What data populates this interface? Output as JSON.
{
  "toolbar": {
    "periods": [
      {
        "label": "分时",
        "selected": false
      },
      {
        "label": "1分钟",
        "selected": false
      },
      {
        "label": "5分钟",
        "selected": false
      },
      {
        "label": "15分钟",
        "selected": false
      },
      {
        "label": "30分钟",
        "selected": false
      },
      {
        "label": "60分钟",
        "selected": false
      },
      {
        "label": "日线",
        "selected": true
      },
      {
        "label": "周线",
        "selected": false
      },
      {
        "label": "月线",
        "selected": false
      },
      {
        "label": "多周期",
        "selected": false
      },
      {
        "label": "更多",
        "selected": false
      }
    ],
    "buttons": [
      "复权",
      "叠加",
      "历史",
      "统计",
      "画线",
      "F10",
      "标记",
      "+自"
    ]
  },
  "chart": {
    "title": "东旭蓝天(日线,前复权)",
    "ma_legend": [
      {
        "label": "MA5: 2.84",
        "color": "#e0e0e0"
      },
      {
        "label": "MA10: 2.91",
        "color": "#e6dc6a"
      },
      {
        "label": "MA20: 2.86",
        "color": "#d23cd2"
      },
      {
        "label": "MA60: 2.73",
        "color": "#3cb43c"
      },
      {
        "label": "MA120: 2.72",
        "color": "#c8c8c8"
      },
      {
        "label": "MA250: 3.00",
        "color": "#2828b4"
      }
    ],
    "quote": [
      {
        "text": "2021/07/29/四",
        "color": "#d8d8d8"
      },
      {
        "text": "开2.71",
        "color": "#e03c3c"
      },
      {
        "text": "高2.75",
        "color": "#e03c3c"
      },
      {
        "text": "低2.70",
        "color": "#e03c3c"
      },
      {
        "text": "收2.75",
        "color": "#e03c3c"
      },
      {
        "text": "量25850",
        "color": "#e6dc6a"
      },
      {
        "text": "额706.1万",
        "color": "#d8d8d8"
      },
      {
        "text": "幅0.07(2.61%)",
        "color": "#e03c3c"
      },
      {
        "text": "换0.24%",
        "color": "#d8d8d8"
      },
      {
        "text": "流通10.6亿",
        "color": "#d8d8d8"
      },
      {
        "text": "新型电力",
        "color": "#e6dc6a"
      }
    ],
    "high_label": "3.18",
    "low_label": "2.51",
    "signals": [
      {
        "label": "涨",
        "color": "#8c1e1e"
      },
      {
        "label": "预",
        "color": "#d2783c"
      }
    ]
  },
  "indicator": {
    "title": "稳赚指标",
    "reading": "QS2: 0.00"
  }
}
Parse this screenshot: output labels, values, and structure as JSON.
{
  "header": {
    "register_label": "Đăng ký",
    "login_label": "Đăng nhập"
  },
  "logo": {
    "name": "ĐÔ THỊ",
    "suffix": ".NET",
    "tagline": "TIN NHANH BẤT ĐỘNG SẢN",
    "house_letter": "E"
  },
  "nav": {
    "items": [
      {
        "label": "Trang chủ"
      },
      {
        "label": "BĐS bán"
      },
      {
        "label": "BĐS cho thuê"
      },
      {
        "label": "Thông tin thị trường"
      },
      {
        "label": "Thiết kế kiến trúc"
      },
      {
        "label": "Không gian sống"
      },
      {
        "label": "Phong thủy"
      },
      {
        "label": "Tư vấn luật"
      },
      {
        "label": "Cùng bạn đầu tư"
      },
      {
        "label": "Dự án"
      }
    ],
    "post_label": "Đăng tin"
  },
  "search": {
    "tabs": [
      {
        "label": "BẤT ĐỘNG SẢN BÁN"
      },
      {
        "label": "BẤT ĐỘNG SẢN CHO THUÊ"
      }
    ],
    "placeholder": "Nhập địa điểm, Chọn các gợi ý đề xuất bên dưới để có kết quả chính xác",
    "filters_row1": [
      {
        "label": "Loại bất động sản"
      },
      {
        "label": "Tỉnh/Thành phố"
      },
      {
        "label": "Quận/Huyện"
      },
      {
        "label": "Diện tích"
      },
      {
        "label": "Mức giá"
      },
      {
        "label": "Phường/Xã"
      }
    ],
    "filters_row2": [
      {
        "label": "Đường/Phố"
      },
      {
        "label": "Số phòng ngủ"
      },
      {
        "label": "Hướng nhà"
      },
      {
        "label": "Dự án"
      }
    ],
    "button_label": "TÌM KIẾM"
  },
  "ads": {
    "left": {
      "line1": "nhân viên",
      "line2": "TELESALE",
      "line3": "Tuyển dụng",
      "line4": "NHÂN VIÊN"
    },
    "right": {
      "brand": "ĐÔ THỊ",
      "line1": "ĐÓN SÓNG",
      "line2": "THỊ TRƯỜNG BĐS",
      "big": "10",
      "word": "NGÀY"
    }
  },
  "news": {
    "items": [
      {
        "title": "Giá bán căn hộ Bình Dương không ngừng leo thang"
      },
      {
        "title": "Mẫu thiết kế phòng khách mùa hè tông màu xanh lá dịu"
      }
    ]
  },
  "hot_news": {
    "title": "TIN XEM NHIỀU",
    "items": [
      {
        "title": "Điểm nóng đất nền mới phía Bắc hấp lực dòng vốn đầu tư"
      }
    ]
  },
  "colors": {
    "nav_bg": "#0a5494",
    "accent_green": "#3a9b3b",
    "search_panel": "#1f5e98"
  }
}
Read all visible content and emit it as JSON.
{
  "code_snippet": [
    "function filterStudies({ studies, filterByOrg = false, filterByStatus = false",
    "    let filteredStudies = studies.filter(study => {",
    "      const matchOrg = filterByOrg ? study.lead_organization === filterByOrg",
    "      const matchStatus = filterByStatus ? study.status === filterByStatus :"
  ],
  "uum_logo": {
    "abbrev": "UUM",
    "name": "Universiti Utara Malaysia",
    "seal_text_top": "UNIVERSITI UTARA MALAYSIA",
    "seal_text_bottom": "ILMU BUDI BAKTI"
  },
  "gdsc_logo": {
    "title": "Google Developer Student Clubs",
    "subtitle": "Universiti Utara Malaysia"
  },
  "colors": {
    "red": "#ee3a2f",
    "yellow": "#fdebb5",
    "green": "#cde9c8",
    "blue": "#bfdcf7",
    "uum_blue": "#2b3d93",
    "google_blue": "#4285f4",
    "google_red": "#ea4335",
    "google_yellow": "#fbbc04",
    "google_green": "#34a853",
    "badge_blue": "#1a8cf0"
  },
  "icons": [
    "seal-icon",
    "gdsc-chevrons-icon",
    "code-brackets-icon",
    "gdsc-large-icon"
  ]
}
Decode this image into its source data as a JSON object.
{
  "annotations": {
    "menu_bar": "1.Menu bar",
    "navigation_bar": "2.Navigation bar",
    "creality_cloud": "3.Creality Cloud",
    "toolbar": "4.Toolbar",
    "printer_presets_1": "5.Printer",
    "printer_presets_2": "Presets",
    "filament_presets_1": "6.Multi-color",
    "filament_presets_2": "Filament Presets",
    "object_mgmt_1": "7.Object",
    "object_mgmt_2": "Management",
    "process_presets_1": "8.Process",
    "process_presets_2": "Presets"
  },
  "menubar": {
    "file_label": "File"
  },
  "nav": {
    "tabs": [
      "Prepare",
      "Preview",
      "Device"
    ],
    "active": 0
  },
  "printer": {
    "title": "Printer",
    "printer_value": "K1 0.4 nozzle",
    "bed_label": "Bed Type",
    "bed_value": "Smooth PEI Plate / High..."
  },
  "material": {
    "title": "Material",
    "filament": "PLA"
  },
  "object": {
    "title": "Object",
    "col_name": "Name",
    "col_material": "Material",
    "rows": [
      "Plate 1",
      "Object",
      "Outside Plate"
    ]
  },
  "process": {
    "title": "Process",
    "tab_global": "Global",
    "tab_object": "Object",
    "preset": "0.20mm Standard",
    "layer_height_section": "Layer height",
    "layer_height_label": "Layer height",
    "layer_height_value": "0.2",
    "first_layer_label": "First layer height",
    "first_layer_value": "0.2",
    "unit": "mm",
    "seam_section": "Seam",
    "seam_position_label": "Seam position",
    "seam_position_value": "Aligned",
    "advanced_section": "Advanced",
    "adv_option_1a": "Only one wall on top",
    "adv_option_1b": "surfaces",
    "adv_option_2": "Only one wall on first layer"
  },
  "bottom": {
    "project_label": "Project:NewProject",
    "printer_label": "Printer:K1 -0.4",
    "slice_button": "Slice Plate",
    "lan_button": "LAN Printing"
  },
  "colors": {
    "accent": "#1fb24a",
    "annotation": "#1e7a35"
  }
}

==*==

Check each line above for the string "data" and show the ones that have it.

» Answer to the problem:
What data populates this interface? Output as JSON.
Decode this image into its source data as a JSON object.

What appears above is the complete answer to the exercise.